Subject matter experts are silos – subject matter expertise needs to be shared. If experts are leaving a project, the subject stays. By then, if you are not able to close such a gap from within your organization, expertise needs to be bought from the outside.
Experts from the outside do not know anything about the culture in your organization – but they will affect it. Others will be skeptical, how new people can become heroes in their organization, while they seem not to be valued.
There is only one profound way to come around the problem: don’t make people silos by making them subject matter experts.
Expertise and Robustness
Expertise is a subject matter for an organization. Team work needs to involve subject matter expertise, but not rely on a subject matter expert.

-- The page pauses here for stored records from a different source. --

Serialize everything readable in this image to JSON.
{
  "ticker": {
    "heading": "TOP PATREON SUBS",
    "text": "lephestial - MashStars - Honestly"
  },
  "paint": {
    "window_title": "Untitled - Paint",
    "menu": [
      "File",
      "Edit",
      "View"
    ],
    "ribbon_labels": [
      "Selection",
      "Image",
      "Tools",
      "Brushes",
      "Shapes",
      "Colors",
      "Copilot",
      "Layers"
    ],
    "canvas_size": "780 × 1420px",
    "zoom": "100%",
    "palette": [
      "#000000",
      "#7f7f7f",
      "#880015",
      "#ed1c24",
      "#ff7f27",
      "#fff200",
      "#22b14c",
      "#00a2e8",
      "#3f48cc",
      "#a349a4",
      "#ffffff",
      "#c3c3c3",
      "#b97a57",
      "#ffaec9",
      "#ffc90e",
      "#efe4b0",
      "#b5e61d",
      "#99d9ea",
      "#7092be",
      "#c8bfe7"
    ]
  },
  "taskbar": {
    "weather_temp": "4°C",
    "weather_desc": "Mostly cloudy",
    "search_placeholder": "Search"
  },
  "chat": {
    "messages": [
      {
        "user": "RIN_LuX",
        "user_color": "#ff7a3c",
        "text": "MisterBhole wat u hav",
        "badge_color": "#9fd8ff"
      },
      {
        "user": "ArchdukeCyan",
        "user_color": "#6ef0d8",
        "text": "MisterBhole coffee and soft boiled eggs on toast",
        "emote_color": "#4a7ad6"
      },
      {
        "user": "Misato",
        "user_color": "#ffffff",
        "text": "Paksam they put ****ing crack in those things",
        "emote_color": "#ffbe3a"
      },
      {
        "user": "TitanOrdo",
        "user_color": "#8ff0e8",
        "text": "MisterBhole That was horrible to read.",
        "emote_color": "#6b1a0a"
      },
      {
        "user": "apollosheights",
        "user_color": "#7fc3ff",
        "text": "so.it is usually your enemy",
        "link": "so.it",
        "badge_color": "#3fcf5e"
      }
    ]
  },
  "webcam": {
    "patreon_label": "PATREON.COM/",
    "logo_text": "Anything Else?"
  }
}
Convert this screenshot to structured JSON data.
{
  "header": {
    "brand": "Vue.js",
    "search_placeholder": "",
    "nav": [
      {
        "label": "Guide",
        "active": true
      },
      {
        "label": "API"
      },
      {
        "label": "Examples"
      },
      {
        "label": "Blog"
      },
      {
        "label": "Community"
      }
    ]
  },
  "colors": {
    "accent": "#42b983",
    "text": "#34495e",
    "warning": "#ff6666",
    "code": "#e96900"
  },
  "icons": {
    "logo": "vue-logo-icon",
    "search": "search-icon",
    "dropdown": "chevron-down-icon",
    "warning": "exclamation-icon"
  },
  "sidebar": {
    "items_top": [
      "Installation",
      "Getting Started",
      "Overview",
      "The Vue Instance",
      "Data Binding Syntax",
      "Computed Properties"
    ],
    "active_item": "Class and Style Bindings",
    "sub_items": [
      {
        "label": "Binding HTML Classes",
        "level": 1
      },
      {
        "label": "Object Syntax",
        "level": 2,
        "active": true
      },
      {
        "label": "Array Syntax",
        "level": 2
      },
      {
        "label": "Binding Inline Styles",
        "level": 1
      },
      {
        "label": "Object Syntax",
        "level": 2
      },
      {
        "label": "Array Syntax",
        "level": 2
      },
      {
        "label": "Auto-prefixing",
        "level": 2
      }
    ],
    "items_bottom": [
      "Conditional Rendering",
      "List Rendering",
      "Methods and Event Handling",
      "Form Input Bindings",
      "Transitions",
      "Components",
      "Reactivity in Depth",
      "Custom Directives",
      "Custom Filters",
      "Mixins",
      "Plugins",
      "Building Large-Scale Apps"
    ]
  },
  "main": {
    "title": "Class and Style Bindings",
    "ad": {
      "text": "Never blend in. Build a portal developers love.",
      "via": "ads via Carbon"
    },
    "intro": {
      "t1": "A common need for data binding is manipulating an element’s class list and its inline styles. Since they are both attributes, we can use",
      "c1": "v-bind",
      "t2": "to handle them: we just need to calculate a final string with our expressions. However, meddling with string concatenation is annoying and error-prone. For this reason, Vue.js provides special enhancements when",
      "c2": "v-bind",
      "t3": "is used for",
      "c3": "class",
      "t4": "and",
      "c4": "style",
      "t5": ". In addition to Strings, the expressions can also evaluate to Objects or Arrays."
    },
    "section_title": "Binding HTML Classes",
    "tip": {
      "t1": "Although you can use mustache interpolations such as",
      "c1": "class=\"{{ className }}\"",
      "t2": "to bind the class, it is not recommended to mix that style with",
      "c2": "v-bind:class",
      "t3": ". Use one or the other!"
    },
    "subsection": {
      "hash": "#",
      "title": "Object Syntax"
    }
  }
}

If an expert is failing, the whole team will fail. Failure is not a matter of learning anymore; it becomes a matter of success in teams. The only measure for success is their expertise. Robustness is up to them and their solutions.
But there are experts. Experts are still a big asset for an organization – if the organizations knows how to make use of them:
The best experts can do is to multiply their expertise by sharing their knowledge and train others. For all of us, the best thing that can happen to us, is to have an expert by our side, who helps us to learn faster.
Cross-functional teams with end-to-end responsibility are the fast track to success. If teams have to decide on themselves, how to deliver best results to clients, they will make considerations based on their means.
Considering the multitude of concerns, which teams have to address in an end-to-end setup, it will bring them to the boundaries of their capacities.
Teams cannot grow endlessly, as there are natural limits. Teams with more than 15 members do not work collaboratively anymore; structures will be required, which would lead to sub-teams. But these teams cannot claim to be autonomous with end-to-end responsibility anymore.
The way out is to balance needs with expertise. We look for t-shaped people – people who are cross-functional on themselves.
Not 100% experts anymore, but 80% deliverers and 50% contributors. People who know enough to be able to take over parts of the delivery; who can learn from others and ask critical questions based on their fair knowledge about the subject.
In this setup attitude overrules expertise; the right attitude to support others instead of working on a hero status for oneself. But it needs guidance – from people who know how to enrich expertise; in the right way, at the right time, with the right tools.
This is the kind of expertise, which makes experts highly appreciated persons in an organization. They help others to keep focus.
As everyone is invited to learn from experts in this setup, everyone can become an expert for any kind of subject. Interests matter – and a sense for the organization. Expertise can be grown. It must not be delegated anymore. A new kind of humble heroes awakes from the former definition of subject matter experts.